Sarah de Vegvar, grade 9, said that when she was in middle school, she never dreamed she would enter into speech competitions, but that the experience has given her a “chance to improve [her] public speaking skills and become more well-rounded.”
“My favorite aspect of (congressional) debate is learning how to deal with competitors in a group setting,” said Sandip Nirmel, grade 9. “This is especially important in congressional debate, where politics play a large role in deciding who gets to speak the most and who gets the most influence in the chamber. Learning people skills is really important for me because I know that they are relevant in the real world,” he added.
Students in congressional debate propose and debate various pieces of mock legislation. They need to be well-versed in current events and excellent public speakers to be successful. Captain Saachi Jain, grade 12, was a fantastic team leader and was especially helpful in coordinating the many research assignments that are needed for the students to be ready to give speeches about a wide variety of domestic and international topics.
Her leadership helped Aditya Dhar and Misha Tseitlin, both grade 9, qualify for nationals. Tseitlin was also first at the National Debate Coaches Association Championship. It is unusual for freshmen to do so well at the varsity level and it speaks to the talent of these students and the quality of the program.

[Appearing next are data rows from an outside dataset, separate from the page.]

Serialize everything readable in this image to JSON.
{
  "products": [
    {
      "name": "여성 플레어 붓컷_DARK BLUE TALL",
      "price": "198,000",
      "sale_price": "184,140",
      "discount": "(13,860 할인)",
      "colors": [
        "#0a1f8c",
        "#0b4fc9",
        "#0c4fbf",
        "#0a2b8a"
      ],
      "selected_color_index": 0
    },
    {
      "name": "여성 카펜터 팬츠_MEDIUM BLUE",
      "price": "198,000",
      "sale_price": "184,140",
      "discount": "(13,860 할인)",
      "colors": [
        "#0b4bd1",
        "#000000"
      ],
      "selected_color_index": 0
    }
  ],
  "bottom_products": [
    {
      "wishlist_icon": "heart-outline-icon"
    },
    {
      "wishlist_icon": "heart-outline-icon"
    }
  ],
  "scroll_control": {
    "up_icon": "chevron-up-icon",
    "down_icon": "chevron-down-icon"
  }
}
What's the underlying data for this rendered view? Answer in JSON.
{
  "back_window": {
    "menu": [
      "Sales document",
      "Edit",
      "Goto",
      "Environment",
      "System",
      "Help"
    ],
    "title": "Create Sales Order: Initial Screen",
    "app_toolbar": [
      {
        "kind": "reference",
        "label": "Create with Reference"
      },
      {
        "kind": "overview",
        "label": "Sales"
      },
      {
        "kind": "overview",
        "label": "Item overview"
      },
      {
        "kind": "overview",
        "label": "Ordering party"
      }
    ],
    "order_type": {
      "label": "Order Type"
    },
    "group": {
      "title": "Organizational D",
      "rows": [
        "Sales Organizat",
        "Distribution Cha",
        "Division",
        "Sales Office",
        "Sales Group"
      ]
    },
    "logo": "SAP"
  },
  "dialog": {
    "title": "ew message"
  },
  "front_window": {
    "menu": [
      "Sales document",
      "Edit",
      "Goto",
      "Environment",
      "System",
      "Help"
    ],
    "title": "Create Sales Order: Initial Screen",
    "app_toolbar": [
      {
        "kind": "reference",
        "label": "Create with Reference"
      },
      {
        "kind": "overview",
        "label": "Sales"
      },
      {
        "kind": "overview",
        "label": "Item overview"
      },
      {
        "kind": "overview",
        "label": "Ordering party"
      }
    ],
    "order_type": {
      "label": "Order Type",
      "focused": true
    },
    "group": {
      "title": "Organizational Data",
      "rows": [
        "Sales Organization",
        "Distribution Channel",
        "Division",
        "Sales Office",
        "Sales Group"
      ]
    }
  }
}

Srikar Pyda, grade 12, and Pranav Reddy, grade 11, had particularly successful years in Lincoln-Douglas competitions. Both young men qualified for nationals. Reddy also took home first place at the National Debate Coaches Association Championship and won titles at several invitationals. There is no one official ranking system for season-long performance, but it is safe to say that Reddy was one of the top five debaters in the country and that Pyda was not far behind him.
Lincoln-Douglas students debate as individuals and their topics change every two months. The topics tend to be philosophical and ask students to weigh competing values. For instance, one of the spring topics asked how poorer nations should prioritize economic development when it poses a threat to the environment.
Natalie Simonian, grade 10, summed up her first year of Lincoln-Douglas debate by saying that she had “a lot of fun going to tournaments” and making “many new friends and getting closer to some of the old ones thanks to debate.”
Many students are looking forward to a major tournament this June in Kansas City. Harker also has students participating in summer debate workshops that last between one and seven weeks. It has been a great season and the teams look forward to preparing for the next one!
Jenny Heidt is an upper school debate teacher.
The middle school speech and debate program made history in late May at the first California Middle School Speech & Debate State Tournament! Harker emerged with two state championships – a single and a team – and numerous top five finishes. The students spent countless hours preparing and their hard work definitely paid off.
Sagar Rao, grade 8, was named the 2014 Lincoln-Douglas debate California state champion.
Megan Huynh and Aliesa Bahri, both grade 8, and Maddie Huynh and Avi Gulati, both grade 6, were named 2014 policy debate California state co-champions. In Lincoln-Douglas, Serena Lu, grade 8, took third place and was recognized as the top speaker in her division. Alan Hughes, grade 8, was a quarterfinalist and recognized as the third speaker in his division.
In Policy, Maddie Huynh was recognized as the top speaker in her division. Sonya Verma, grade 7, was recognized as the second speaker in her division.
In Dramatic Interpretation, Nikki Solanki, grade 6, was a finalist and Gulati won fourth place.
In Original Oratory, Millie Lin, grade 8, took fourth place and Riya Gupta, grade 7, took third place.
Congratulations to all!